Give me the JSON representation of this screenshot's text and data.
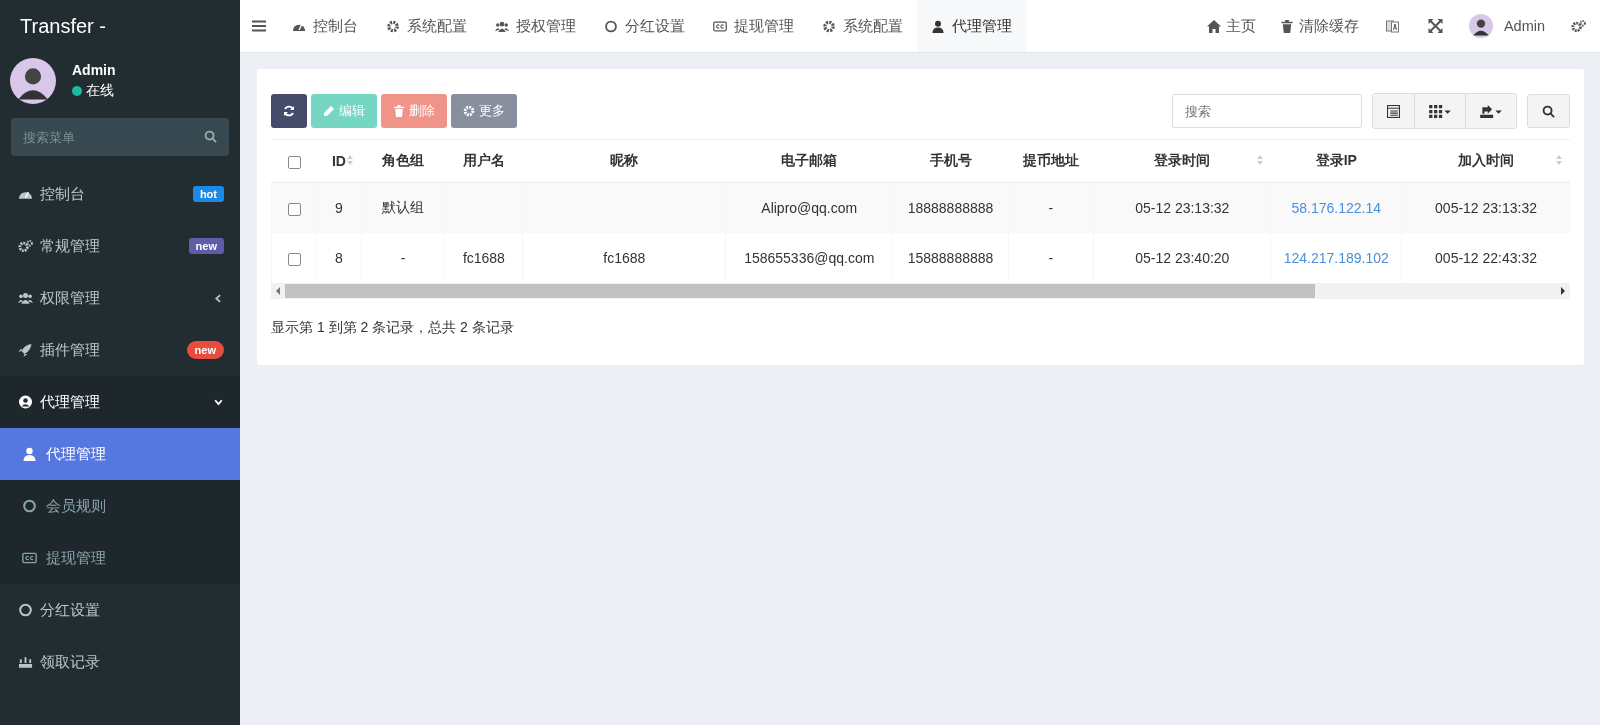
{
  "brand": "Transfer -",
  "user": {
    "name": "Admin",
    "status": "在线",
    "online": true
  },
  "menu_search": {
    "placeholder": "搜索菜单"
  },
  "menu": [
    {
      "label": "控制台",
      "badge": {
        "text": "hot",
        "color": "#1e88e5",
        "kind": "tag"
      }
    },
    {
      "label": "常规管理",
      "badge": {
        "text": "new",
        "color": "#605ca8",
        "kind": "tag"
      }
    },
    {
      "label": "权限管理",
      "expanded": false
    },
    {
      "label": "插件管理",
      "badge": {
        "text": "new",
        "color": "#e74c3c",
        "kind": "pill"
      }
    },
    {
      "label": "代理管理",
      "expanded": true,
      "children": [
        {
          "label": "代理管理",
          "selected": true
        },
        {
          "label": "会员规则",
          "selected": false
        },
        {
          "label": "提现管理",
          "selected": false
        }
      ]
    },
    {
      "label": "分红设置"
    },
    {
      "label": "领取记录"
    }
  ],
  "tabs": [
    {
      "label": "控制台",
      "selected": false
    },
    {
      "label": "系统配置",
      "selected": false
    },
    {
      "label": "授权管理",
      "selected": false
    },
    {
      "label": "分红设置",
      "selected": false
    },
    {
      "label": "提现管理",
      "selected": false
    },
    {
      "label": "系统配置",
      "selected": false
    },
    {
      "label": "代理管理",
      "selected": true
    }
  ],
  "top_right": {
    "home": "主页",
    "clear_cache": "清除缓存",
    "user": "Admin"
  },
  "toolbar": [
    {
      "kind": "refresh",
      "disabled": false
    },
    {
      "kind": "edit",
      "label": "编辑",
      "disabled": true
    },
    {
      "kind": "delete",
      "label": "删除",
      "disabled": true
    },
    {
      "kind": "more",
      "label": "更多",
      "disabled": false
    }
  ],
  "table_search": {
    "placeholder": "搜索"
  },
  "select_all": {
    "checked": false
  },
  "table": {
    "columns": [
      {
        "label": "ID",
        "sortable": true
      },
      {
        "label": "角色组",
        "sortable": false
      },
      {
        "label": "用户名",
        "sortable": false
      },
      {
        "label": "昵称",
        "sortable": false
      },
      {
        "label": "电子邮箱",
        "sortable": false
      },
      {
        "label": "手机号",
        "sortable": false
      },
      {
        "label": "提币地址",
        "sortable": false
      },
      {
        "label": "登录时间",
        "sortable": true
      },
      {
        "label": "登录IP",
        "sortable": false
      },
      {
        "label": "加入时间",
        "sortable": true
      }
    ],
    "rows": [
      {
        "checked": false,
        "cells": [
          "9",
          "默认组",
          "",
          "",
          "Alipro@qq.com",
          "18888888888",
          "-",
          "05-12 23:13:32",
          "58.176.122.14",
          "005-12 23:13:32"
        ]
      },
      {
        "checked": false,
        "cells": [
          "8",
          "-",
          "fc1688",
          "fc1688",
          "158655336@qq.com",
          "15888888888",
          "-",
          "05-12 23:40:20",
          "124.217.189.102",
          "005-12 22:43:32"
        ]
      }
    ]
  },
  "pagination_info": "显示第 1 到第 2 条记录，总共 2 条记录"
}
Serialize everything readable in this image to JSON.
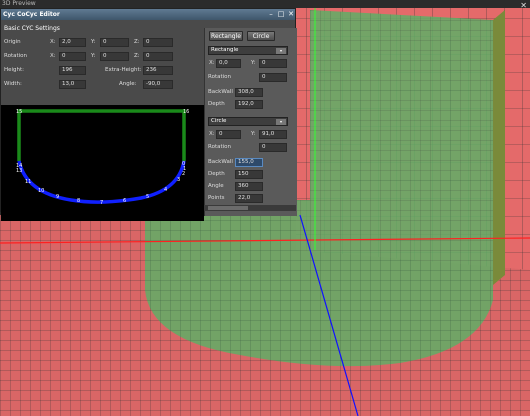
{
  "viewport": {
    "title": "3D Preview"
  },
  "editor": {
    "title": "Cyc CoCyc Editor",
    "section_label": "Basic CYC Settings",
    "origin": {
      "label": "Origin",
      "x_label": "X:",
      "x": "2,0",
      "y_label": "Y:",
      "y": "0",
      "z_label": "Z:",
      "z": "0"
    },
    "rotation": {
      "label": "Rotation",
      "x_label": "X:",
      "x": "0",
      "y_label": "Y:",
      "y": "0",
      "z_label": "Z:",
      "z": "0"
    },
    "height": {
      "label": "Height:",
      "value": "196"
    },
    "extra_height": {
      "label": "Extra-Height:",
      "value": "236"
    },
    "width": {
      "label": "Width:",
      "value": "13,0"
    },
    "angle": {
      "label": "Angle:",
      "value": "-90,0"
    },
    "preview_points": [
      "15",
      "16",
      "14",
      "13",
      "11",
      "10",
      "9",
      "8",
      "7",
      "6",
      "5",
      "4",
      "3",
      "2",
      "1",
      "0"
    ]
  },
  "panel": {
    "rectangle_button": "Rectangle",
    "circle_button": "Circle",
    "rect": {
      "type": "Rectangle",
      "x_label": "X:",
      "x": "0,0",
      "y_label": "Y:",
      "y": "0",
      "rotation_label": "Rotation",
      "rotation": "0",
      "backwall_label": "BackWall",
      "backwall": "308,0",
      "depth_label": "Depth",
      "depth": "192,0"
    },
    "circle": {
      "type": "Circle",
      "x_label": "X:",
      "x": "0",
      "y_label": "Y:",
      "y": "91,0",
      "rotation_label": "Rotation",
      "rotation": "0",
      "backwall_label": "BackWall",
      "backwall": "155,0",
      "depth_label": "Depth",
      "depth": "150",
      "angle_label": "Angle",
      "angle": "360",
      "points_label": "Points",
      "points": "22,0"
    }
  },
  "colors": {
    "floor": "#e06d6d",
    "wall": "#e66a6a",
    "green_shape": "#5fb06a",
    "preview_blue": "#1020ff",
    "preview_green": "#1a8a1a"
  }
}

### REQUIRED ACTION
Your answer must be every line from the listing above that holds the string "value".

### YOUR RESPONSE
      "value": "196"
      "value": "236"
      "value": "13,0"
      "value": "-90,0"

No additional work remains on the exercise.